I`ll be honest. I`ve never liked JJ72 and the bland pop – rockish music they produced. The only thing of quality at JJ72 was Hilary Woods – a bass prodigy whose backing vocals brought some flesh to other wisely boring compositions. You could say she was the reason that yours truly gave the Irish trio some attention.
Woods left the band after two albums to raise her daughter and reinvent herself as an artist and musician. She studied film and literature. She painted and ventured into visual arts.
If you look at the early pictures of JJ72 you may see a timid, blonde teenage girl who looks a bit like an older sister to Jess Eastwood (Calva Louise). Fast forward to 2020 and things have changed considerably.
Hilary Woods has released two critically acclaimed EPs: “Night” (2014) and “Heartbox” (2016) and her debut album “Colt” is recognized as one of the most important albums of 2018. She is signed to a boutique Sacred Bones label with a booker and management team in place. Woods is also a multi instrumentalist (bass, guitar, piano, synths) and an artist. Unlike in JJ72 where she was denied any creative input, Woods now has absolute creative control over her music and she executes it with jaw dropping results.
Her new album “Birthmarks” comes out on 13th March and is being promoted by captivating and intense single “Tongues of Wild Boar”.
The range of influences used by Woods in her music is astonishing – from the paintings of Francis Bacon to photography of Francesca Woodman, from cinematography of Chris Marker to post-war Japanese and wet-plate photography.
Hilary Woods composed her new music over a period of two years using a range of synthesisers, cellos, saxophones, electronic devices, drums and even field recordings. She worked with experimental noise producer and filmmaker Lasse Marhaug while being heavily pregnant and amid frequent travels between Oslo and her home in Galway.
The final effect is quiet, dark and brooding. Haunting even. “Tongues of Wild Boar” offers a long industrial intro full of noise that precedes ethereal, soothing vocals – a perfect soundtrack to a David Lynch movie.
The single is backed up by a black and white video that shows the singer with erased eyes and a male figure pushing at invisible wall. I dare say that Hilary Woods beat Trent Reznor at his own game (see “How to Destroy Angels” with Mariqueen Maandig on vocals for reference).
The interest in “Birthmarks” is already huge with reviews in leading music blogs and magazines (The Clash, Fact Mag, Get in Her Ears) and over 6 000 views on the video that premiered on January 21st.
It seems 2020 will be a year of dark, gothic music.
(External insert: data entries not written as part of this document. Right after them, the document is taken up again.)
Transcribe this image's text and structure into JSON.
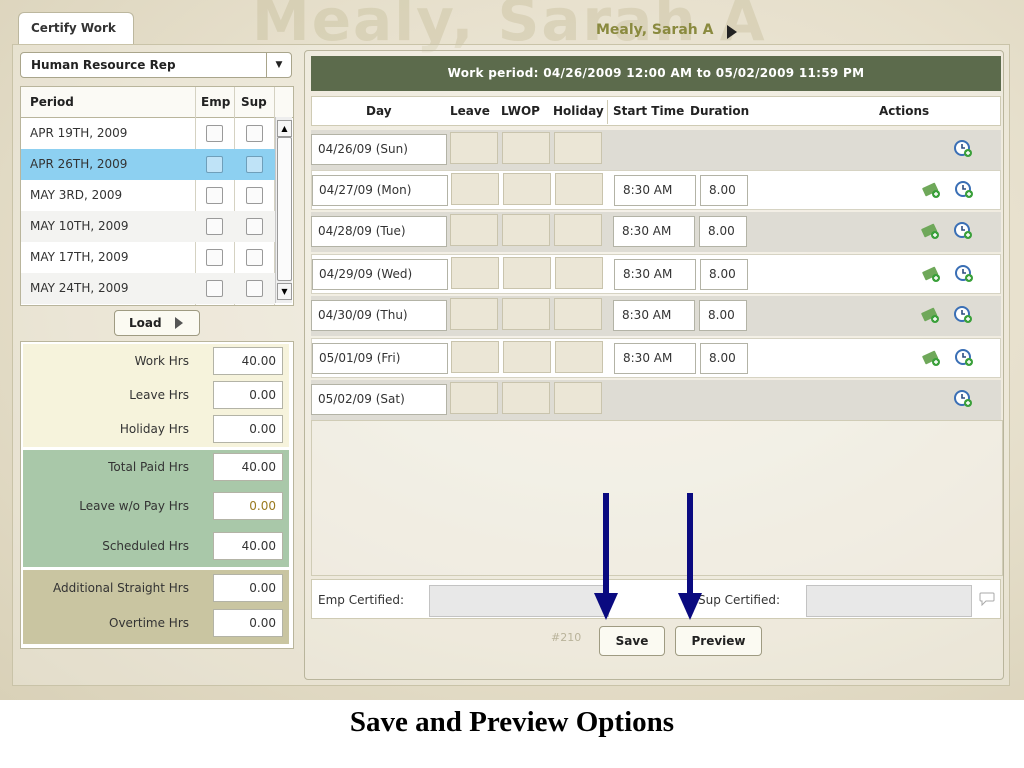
{
  "tab_label": "Certify Work",
  "watermark_text": "Mealy, Sarah A",
  "user_name": "Mealy, Sarah A",
  "role_select": "Human Resource Rep",
  "period_table": {
    "headers": {
      "period": "Period",
      "emp": "Emp",
      "sup": "Sup"
    },
    "rows": [
      {
        "label": "APR 19TH, 2009",
        "selected": false
      },
      {
        "label": "APR 26TH, 2009",
        "selected": true
      },
      {
        "label": "MAY 3RD, 2009",
        "selected": false
      },
      {
        "label": "MAY 10TH, 2009",
        "selected": false
      },
      {
        "label": "MAY 17TH, 2009",
        "selected": false
      },
      {
        "label": "MAY 24TH, 2009",
        "selected": false
      }
    ]
  },
  "load_button": "Load",
  "hours": {
    "work_label": "Work Hrs",
    "work_value": "40.00",
    "leave_label": "Leave Hrs",
    "leave_value": "0.00",
    "holiday_label": "Holiday Hrs",
    "holiday_value": "0.00",
    "total_paid_label": "Total Paid Hrs",
    "total_paid_value": "40.00",
    "lwop_label": "Leave w/o Pay Hrs",
    "lwop_value": "0.00",
    "scheduled_label": "Scheduled Hrs",
    "scheduled_value": "40.00",
    "additional_label": "Additional Straight Hrs",
    "additional_value": "0.00",
    "overtime_label": "Overtime Hrs",
    "overtime_value": "0.00"
  },
  "work_period": "Work period:   04/26/2009 12:00 AM  to  05/02/2009 11:59 PM",
  "columns": {
    "day": "Day",
    "leave": "Leave",
    "lwop": "LWOP",
    "holiday": "Holiday",
    "start_time": "Start Time",
    "duration": "Duration",
    "actions": "Actions"
  },
  "days": [
    {
      "day": "04/26/09 (Sun)",
      "start": "",
      "duration": ""
    },
    {
      "day": "04/27/09 (Mon)",
      "start": "8:30 AM",
      "duration": "8.00"
    },
    {
      "day": "04/28/09 (Tue)",
      "start": "8:30 AM",
      "duration": "8.00"
    },
    {
      "day": "04/29/09 (Wed)",
      "start": "8:30 AM",
      "duration": "8.00"
    },
    {
      "day": "04/30/09 (Thu)",
      "start": "8:30 AM",
      "duration": "8.00"
    },
    {
      "day": "05/01/09 (Fri)",
      "start": "8:30 AM",
      "duration": "8.00"
    },
    {
      "day": "05/02/09 (Sat)",
      "start": "",
      "duration": ""
    }
  ],
  "emp_certified_label": "Emp Certified:",
  "sup_certified_label": "Sup Certified:",
  "code_label": "#210",
  "save_button": "Save",
  "preview_button": "Preview",
  "caption": "Save and Preview Options",
  "colors": {
    "header_bar": "#5c6b4c",
    "selected_row": "#8dd0f1",
    "arrow": "#0a0a80",
    "totals_section": "#a9c8a9"
  },
  "icons": [
    "dropdown-arrow-icon",
    "play-icon",
    "money-add-icon",
    "clock-add-icon",
    "comment-icon",
    "down-arrow-icon"
  ]
}
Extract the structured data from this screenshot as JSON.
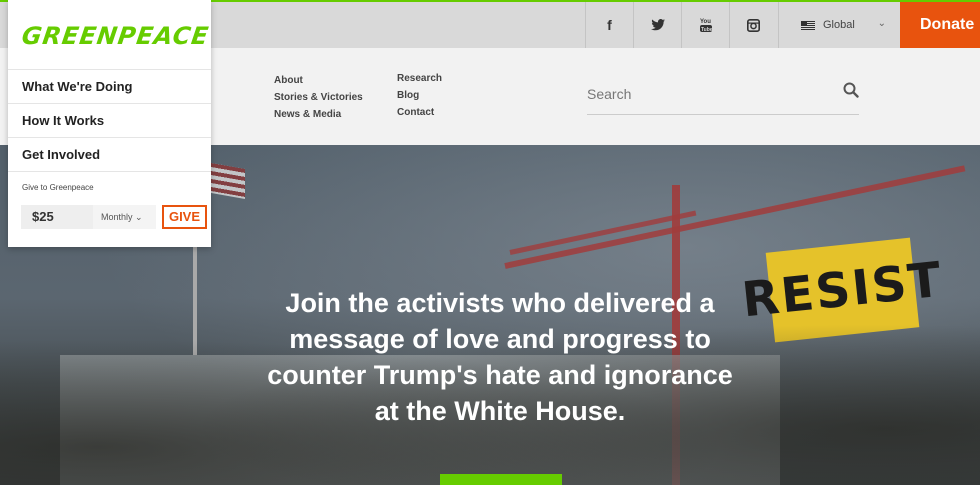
{
  "brand": {
    "logo_text": "GREENPEACE",
    "green": "#66cc00",
    "orange": "#e8530e"
  },
  "topbar": {
    "social": [
      {
        "icon": "facebook-icon",
        "glyph": "f"
      },
      {
        "icon": "twitter-icon",
        "glyph": "🐦"
      },
      {
        "icon": "youtube-icon",
        "glyph": "You"
      },
      {
        "icon": "instagram-icon",
        "glyph": "◙"
      }
    ],
    "region_label": "Global",
    "donate_label": "Donate"
  },
  "nav": {
    "col1": [
      "About",
      "Stories & Victories",
      "News & Media"
    ],
    "col2": [
      "Research",
      "Blog",
      "Contact"
    ]
  },
  "search": {
    "placeholder": "Search"
  },
  "panel": {
    "items": [
      "What We're Doing",
      "How It Works",
      "Get Involved"
    ],
    "give_label": "Give to Greenpeace",
    "amount": "$25",
    "frequency": "Monthly",
    "give_button": "GIVE"
  },
  "hero": {
    "headline": "Join the activists who delivered a message of love and progress to counter Trump's hate and ignorance at the White House.",
    "banner_text": "RESIST"
  }
}
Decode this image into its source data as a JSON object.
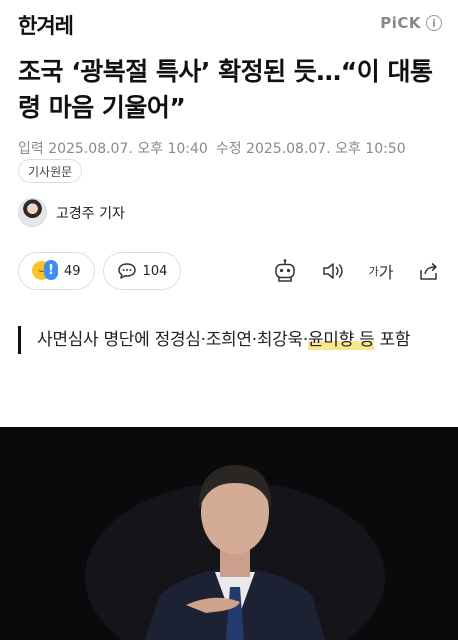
{
  "header": {
    "logo": "한겨레",
    "pick_label": "PiCK",
    "info_glyph": "i"
  },
  "article": {
    "headline": "조국 ‘광복절 특사’ 확정된 듯…“이 대통령 마음 기울어”",
    "published": "입력 2025.08.07. 오후 10:40",
    "modified": "수정 2025.08.07. 오후 10:50",
    "source_badge": "기사원문",
    "author": "고경주 기자",
    "subhead_before": "사면심사 명단에 정경심·조희연·최강욱·",
    "subhead_highlight": "윤미향 등",
    "subhead_after": " 포함"
  },
  "reactions": {
    "reaction_count": "49",
    "comment_count": "104",
    "emoji_badge": "!"
  },
  "toolbar": {
    "icons": [
      "robot-summary-icon",
      "speaker-icon",
      "font-size-icon",
      "share-icon"
    ],
    "font_size_small": "가",
    "font_size_large": "가"
  },
  "colors": {
    "highlight": "#fbe68d",
    "photo_background": "#0a0a0c",
    "accent_blue": "#3a8ef5"
  }
}
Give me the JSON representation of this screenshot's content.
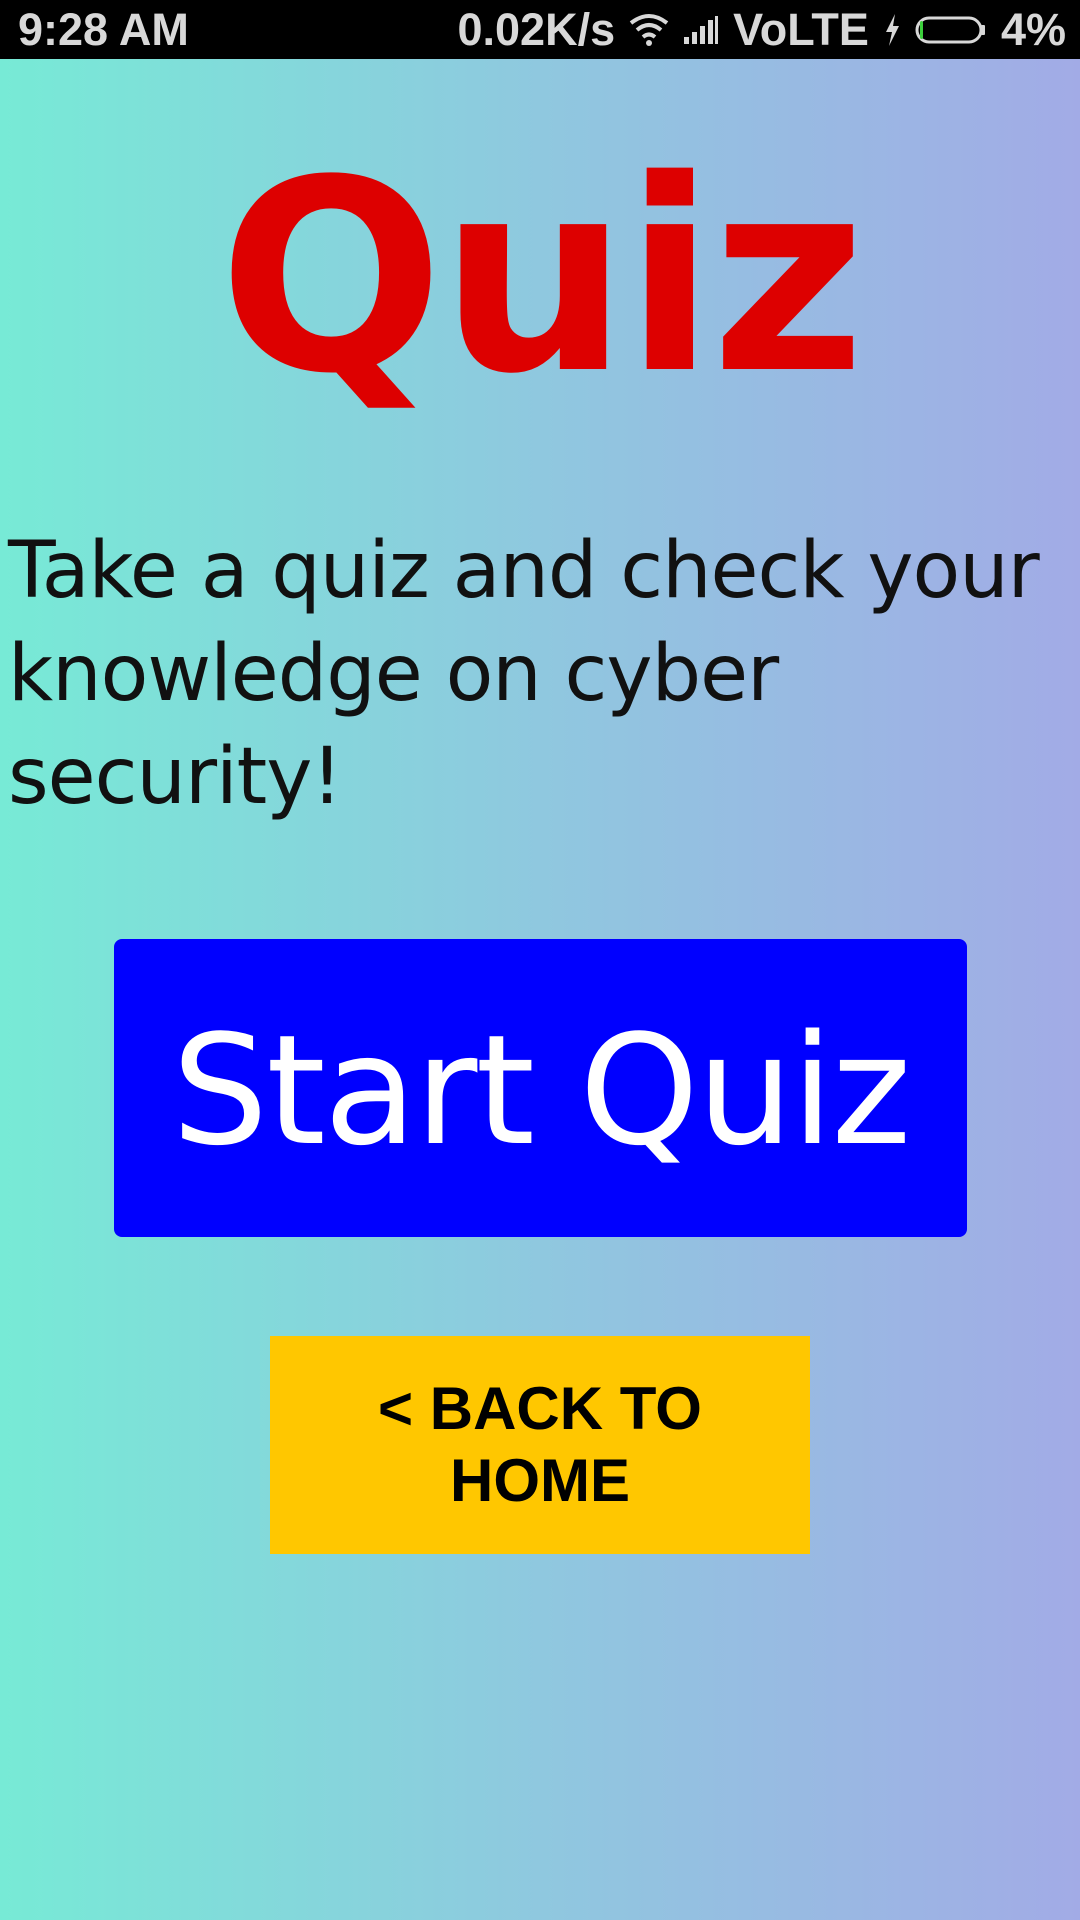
{
  "status_bar": {
    "time": "9:28 AM",
    "network_speed": "0.02K/s",
    "network_type": "VoLTE",
    "battery_percent": "4%",
    "battery_level": 0.04,
    "icons": [
      "wifi-icon",
      "signal-icon",
      "charging-icon",
      "battery-icon"
    ]
  },
  "title": "Quiz",
  "description": "Take a quiz and check your knowledge on cyber security!",
  "start_button": {
    "label": "Start Quiz"
  },
  "back_button": {
    "line1": "< BACK TO",
    "line2": "HOME"
  },
  "colors": {
    "title": "#DD0000",
    "start_button_bg": "#0000FF",
    "back_button_bg": "#FFC700",
    "gradient_left": "#77EAD6",
    "gradient_right": "#A2ABE6"
  }
}
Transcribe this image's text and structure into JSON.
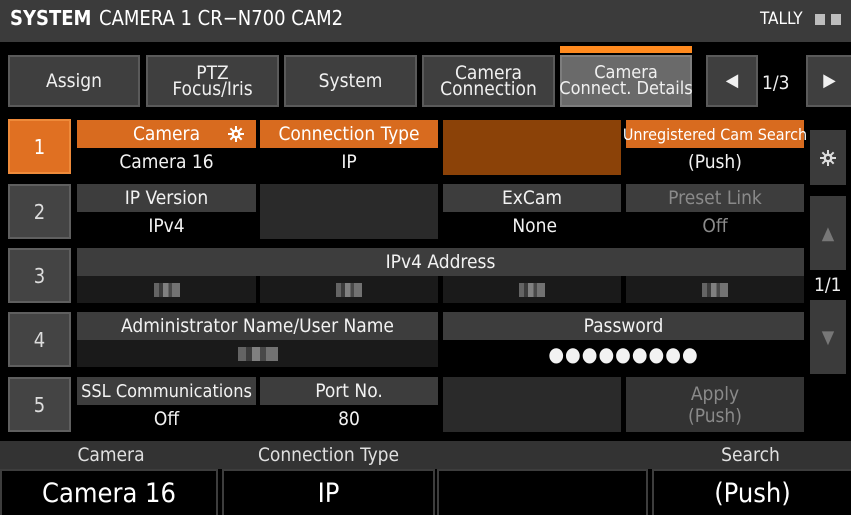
{
  "header": {
    "system_label": "SYSTEM",
    "title": "CAMERA 1  CR−N700 CAM2",
    "tally_label": "TALLY"
  },
  "tabs": [
    {
      "label": "Assign"
    },
    {
      "label": "PTZ\nFocus/Iris"
    },
    {
      "label": "System"
    },
    {
      "label": "Camera\nConnection"
    },
    {
      "label": "Camera\nConnect. Details"
    }
  ],
  "pager": {
    "prev_icon": "◀",
    "text": "1/3",
    "next_icon": "▶"
  },
  "rows": [
    "1",
    "2",
    "3",
    "4",
    "5"
  ],
  "row1": {
    "camera_label": "Camera",
    "camera_value": "Camera 16",
    "conn_type_label": "Connection Type",
    "conn_type_value": "IP",
    "unreg_label": "Unregistered Cam Search",
    "unreg_value": "(Push)"
  },
  "row2": {
    "ip_version_label": "IP Version",
    "ip_version_value": "IPv4",
    "excam_label": "ExCam",
    "excam_value": "None",
    "preset_label": "Preset Link",
    "preset_value": "Off"
  },
  "row3": {
    "ipv4_label": "IPv4 Address"
  },
  "row4": {
    "admin_label": "Administrator Name/User Name",
    "password_label": "Password",
    "password_value": "●●●●●●●●●"
  },
  "row5": {
    "ssl_label": "SSL Communications",
    "ssl_value": "Off",
    "port_label": "Port No.",
    "port_value": "80",
    "apply_label": "Apply",
    "apply_value": "(Push)"
  },
  "side": {
    "page": "1/1",
    "up_icon": "▲",
    "down_icon": "▼"
  },
  "bottom": {
    "camera_label": "Camera",
    "camera_value": "Camera 16",
    "conn_label": "Connection Type",
    "conn_value": "IP",
    "search_label": "Search",
    "search_value": "(Push)"
  },
  "colors": {
    "accent": "#e07022",
    "background": "#000000",
    "panel": "#3d3d3d"
  },
  "icons": {
    "camera_settings": "gear-icon",
    "side_settings": "gear-icon"
  }
}
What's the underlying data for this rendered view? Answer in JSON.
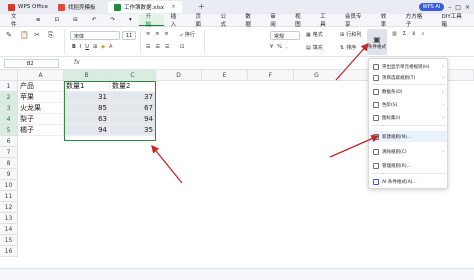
{
  "titlebar": {
    "tabs": [
      {
        "label": "WPS Office",
        "icon": "wps-logo-icon",
        "color": "#d9382a"
      },
      {
        "label": "找稻壳模板",
        "icon": "docer-icon",
        "color": "#e04a3a"
      },
      {
        "label": "工作簿数据.xlsx",
        "icon": "sheet-icon",
        "color": "#1f8a45",
        "close": "×"
      }
    ],
    "new_tab": "+",
    "ai_label": "WPS AI"
  },
  "menubar": {
    "items": [
      "文件",
      "≡",
      "⊡",
      "⊟",
      "↶",
      "↷",
      "▾",
      "开始",
      "插入",
      "页面",
      "公式",
      "数据",
      "审阅",
      "视图",
      "工具",
      "会员专享",
      "效率",
      "方方格子",
      "DIY工具箱"
    ],
    "active": "开始"
  },
  "ribbon": {
    "font_name": "宋体",
    "font_size": "11",
    "groups": [
      "格式刷",
      "粘贴",
      "剪切",
      "复制"
    ],
    "wrap_label": "换行",
    "numformat": "常规",
    "cond_format_label": "条件格式",
    "format_label": "格式",
    "rowcol_label": "行和列",
    "fill_label": "填充",
    "sort_label": "排序"
  },
  "formula_bar": {
    "cell_ref": "B2",
    "fx": "fx"
  },
  "grid": {
    "columns": [
      "A",
      "B",
      "C",
      "D",
      "E",
      "F",
      "G",
      "H"
    ],
    "rows": [
      "1",
      "2",
      "3",
      "4",
      "5",
      "6",
      "7",
      "8",
      "9",
      "10",
      "11",
      "12",
      "13",
      "14",
      "15",
      "16"
    ],
    "data": [
      [
        "产品",
        "数量1",
        "数量2"
      ],
      [
        "苹果",
        "31",
        "37"
      ],
      [
        "火龙果",
        "85",
        "67"
      ],
      [
        "梨子",
        "63",
        "94"
      ],
      [
        "橘子",
        "94",
        "35"
      ]
    ]
  },
  "dropdown": {
    "items": [
      {
        "label": "突出显示单元格规则(H)",
        "icon": "highlight-rule-icon",
        "chevron": "›"
      },
      {
        "label": "项目选取规则(T)",
        "icon": "top-bottom-icon",
        "chevron": "›"
      },
      {
        "label": "数据条(D)",
        "icon": "data-bars-icon",
        "chevron": "›"
      },
      {
        "label": "色阶(S)",
        "icon": "color-scale-icon",
        "chevron": "›"
      },
      {
        "label": "图标集(I)",
        "icon": "icon-sets-icon",
        "chevron": "›"
      },
      {
        "label": "新建规则(N)...",
        "icon": "new-rule-icon",
        "chevron": ""
      },
      {
        "label": "清除规则(C)",
        "icon": "clear-rule-icon",
        "chevron": "›"
      },
      {
        "label": "管理规则(R)...",
        "icon": "manage-rule-icon",
        "chevron": ""
      },
      {
        "label": "AI 条件格式(A)...",
        "icon": "ai-icon",
        "chevron": ""
      }
    ]
  },
  "colors": {
    "accent_green": "#117a3c",
    "arrow_red": "#c62828",
    "selection_border": "#2e8b3e"
  }
}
Be careful Bambara – you have a very strong contestant to the title of album of the year.
PS. Back in the days of wild west 90s music press, some stable genius at Melody Maker decided to call teenage Hilary Woods “the sexiest thing in rock and roll”. Shame that Melody Maker are no longer around, I`d love to see them take that misogynistic fart back and admit that Hilary Woods is inspiring, incredibly creative and a leading voice of music today.
Never undermine a female musician.
Malicia Dabrowicz (Vanadian Avenue)